- Do you really need a lettuce spinner? Depends on how much lettuce you eat! Seriously, though, I've never owned a spinner but I can see its usefulness. Every now and then we need a special gadget to make our work easier and fun. Maybe it's a set of glitter gel pens, or an ultra-expensive watercolor brush. Splurge.
- Shake up the recipe books. I own one cookbook: Sunset Menus and Recipes for Vegetarian Cooking. I bought it years ago while I was living in San Francisco, and the only reason I keep it is purely sentimental. It reminds me of my days walking home up Market Street, then catching the cable car to go grocery shopping. Once upon a time it did teach me how to cook vegetarian meals, but since then I've modified, added, and changed just about every recipe in the book. It's the same with how-to-write books. Read them, then adapt them to suit your own needs and style. Better yet, put all your new ideas and methods into your own how-to book!
- Fusion. There's nothing tastier to me than a dinner that includes more than one cultural influence: Thai burritos, or green chili quiche. My fusion tastes extend to my reading and writing, too. "Mixed genre" and "mixed medium" are two of my favorite terms. A mystery with romance elements; a pen and ink drawing on a collaged background and highlighted with watercolor--the possibilities are endless.

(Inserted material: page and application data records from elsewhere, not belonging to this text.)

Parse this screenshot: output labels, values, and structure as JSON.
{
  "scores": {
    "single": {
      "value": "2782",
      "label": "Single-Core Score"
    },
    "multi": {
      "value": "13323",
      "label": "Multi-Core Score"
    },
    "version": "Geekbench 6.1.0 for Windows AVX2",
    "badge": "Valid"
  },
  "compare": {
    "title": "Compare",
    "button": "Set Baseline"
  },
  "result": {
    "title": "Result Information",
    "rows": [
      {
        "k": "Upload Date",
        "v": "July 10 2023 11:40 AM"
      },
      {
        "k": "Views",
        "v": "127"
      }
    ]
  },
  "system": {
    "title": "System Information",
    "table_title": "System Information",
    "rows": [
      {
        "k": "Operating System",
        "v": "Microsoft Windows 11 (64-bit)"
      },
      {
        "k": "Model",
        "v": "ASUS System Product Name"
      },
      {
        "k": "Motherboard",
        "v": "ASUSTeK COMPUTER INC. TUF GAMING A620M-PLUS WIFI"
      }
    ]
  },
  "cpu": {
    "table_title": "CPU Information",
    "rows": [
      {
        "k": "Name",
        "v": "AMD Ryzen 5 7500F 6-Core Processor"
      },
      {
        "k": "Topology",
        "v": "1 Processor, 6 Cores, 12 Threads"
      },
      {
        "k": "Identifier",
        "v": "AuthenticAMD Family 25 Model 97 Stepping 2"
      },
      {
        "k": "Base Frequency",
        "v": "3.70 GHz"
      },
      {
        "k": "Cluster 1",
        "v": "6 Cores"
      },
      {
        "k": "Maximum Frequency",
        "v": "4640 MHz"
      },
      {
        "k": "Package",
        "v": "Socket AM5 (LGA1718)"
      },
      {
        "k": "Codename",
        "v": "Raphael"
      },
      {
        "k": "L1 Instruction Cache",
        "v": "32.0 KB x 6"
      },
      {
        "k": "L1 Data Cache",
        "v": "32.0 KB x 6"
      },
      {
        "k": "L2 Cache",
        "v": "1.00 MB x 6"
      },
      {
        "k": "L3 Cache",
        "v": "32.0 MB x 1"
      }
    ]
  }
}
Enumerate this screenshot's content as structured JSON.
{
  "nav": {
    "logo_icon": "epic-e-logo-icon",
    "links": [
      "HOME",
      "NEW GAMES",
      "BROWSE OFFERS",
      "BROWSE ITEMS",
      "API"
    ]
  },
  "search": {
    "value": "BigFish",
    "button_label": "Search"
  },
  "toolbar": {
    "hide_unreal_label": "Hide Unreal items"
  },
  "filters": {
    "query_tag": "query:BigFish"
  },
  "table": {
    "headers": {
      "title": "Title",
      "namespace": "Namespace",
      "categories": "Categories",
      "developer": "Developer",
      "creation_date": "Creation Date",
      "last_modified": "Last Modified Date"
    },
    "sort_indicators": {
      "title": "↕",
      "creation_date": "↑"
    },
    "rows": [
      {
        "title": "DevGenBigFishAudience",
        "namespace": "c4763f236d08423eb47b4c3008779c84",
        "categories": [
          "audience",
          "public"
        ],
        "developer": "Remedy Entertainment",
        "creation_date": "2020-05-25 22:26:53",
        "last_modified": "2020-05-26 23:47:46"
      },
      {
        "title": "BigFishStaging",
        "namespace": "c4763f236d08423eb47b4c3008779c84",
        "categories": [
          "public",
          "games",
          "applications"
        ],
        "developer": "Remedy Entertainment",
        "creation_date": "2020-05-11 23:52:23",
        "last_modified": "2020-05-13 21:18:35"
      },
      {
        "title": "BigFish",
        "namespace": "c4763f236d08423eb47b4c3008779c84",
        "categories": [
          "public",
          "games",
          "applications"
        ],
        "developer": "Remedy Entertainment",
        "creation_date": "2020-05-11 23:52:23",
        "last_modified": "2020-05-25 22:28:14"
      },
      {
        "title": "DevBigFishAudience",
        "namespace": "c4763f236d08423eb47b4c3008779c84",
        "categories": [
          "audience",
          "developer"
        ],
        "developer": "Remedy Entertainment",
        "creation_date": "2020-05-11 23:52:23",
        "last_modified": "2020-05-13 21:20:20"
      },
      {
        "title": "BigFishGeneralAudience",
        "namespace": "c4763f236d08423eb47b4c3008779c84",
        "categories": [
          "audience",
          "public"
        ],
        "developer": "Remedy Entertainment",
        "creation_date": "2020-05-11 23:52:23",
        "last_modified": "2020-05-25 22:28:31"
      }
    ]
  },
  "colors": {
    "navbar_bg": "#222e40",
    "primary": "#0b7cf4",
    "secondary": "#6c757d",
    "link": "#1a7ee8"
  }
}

- Bake at 350 degrees for forty-five minutes. There's a reason why you're not supposed to open the oven door while baking a cake. Sometimes you do have to follow the rules, especially when it comes to submitting work for publication: clean, double-spaced manuscript pages; a three-paragraph synopsis; self-addressed envelopes for return or reply. Read publisher's guidelines and follow to the letter!
- Keep a sharp knife for editing. I'm terrified of knives. They scare me more than I can say. And yet I've learned the hard way that a blunt knife is one of the most dangerous things in the kitchen. My manuscripts benefit from bravery and a sharp pair of scissors, too.
- Leftovers. Save your snippets of dialogue, character bio, setting, or unused scenes. They can either be recycled into a new manuscript, or stand alone as a poem or a piece of "flash fiction." Every now and then, though, go through your files and see what's gone past it's "shelf-life." Getting rid of the old makes way for the new.
- Too many cooks can spoil the broth. Some people can't stand mayonnaise. Others complain because you added cloves to the apple pie. And there's always somebody who will insist you absolutely MUST peel mushrooms before adding them to a sauté. Listen attentively, be polite, then see what works and what you need to ignore. Writer's groups, beta readers, your next door neighbor--everybody has an opinion. At the end of the day, only you know what's best for your manuscript.
- Comfort food feeds the soul. Macaroni cheese; creamy mashed potatoes; endless spaghetti plates; bean soup on a cold day--sometimes old-fashioned is so much better than nouvelle. As much as I enjoy experimental literary fiction and an unconventional narrative, there are days when I need to read and/or write solid, strong, themed fiction that makes me fall in love with my craft all over again. (Hint: re-reading Velda Johnston's Masquerade in Venice never disappoints.)
Tip of the Day: What's a favorite recipe you haven't made in a long time? Examine the reasons for neglecting it: maybe you haven't had the time to spend on the required preparation or to shop at specialty stores for exotic ingredients. Or maybe the needed items are just too expensive, hard to find, and/or disliked by the people you're cooking for. Decide to make it anyway; schedule in a day for shopping and cooking, then invite friends in to share the finished results. While you're eating and socializing, here's a topic for conversation: what other creative projects have you put on hold? Brainstorm ways to get cooking again!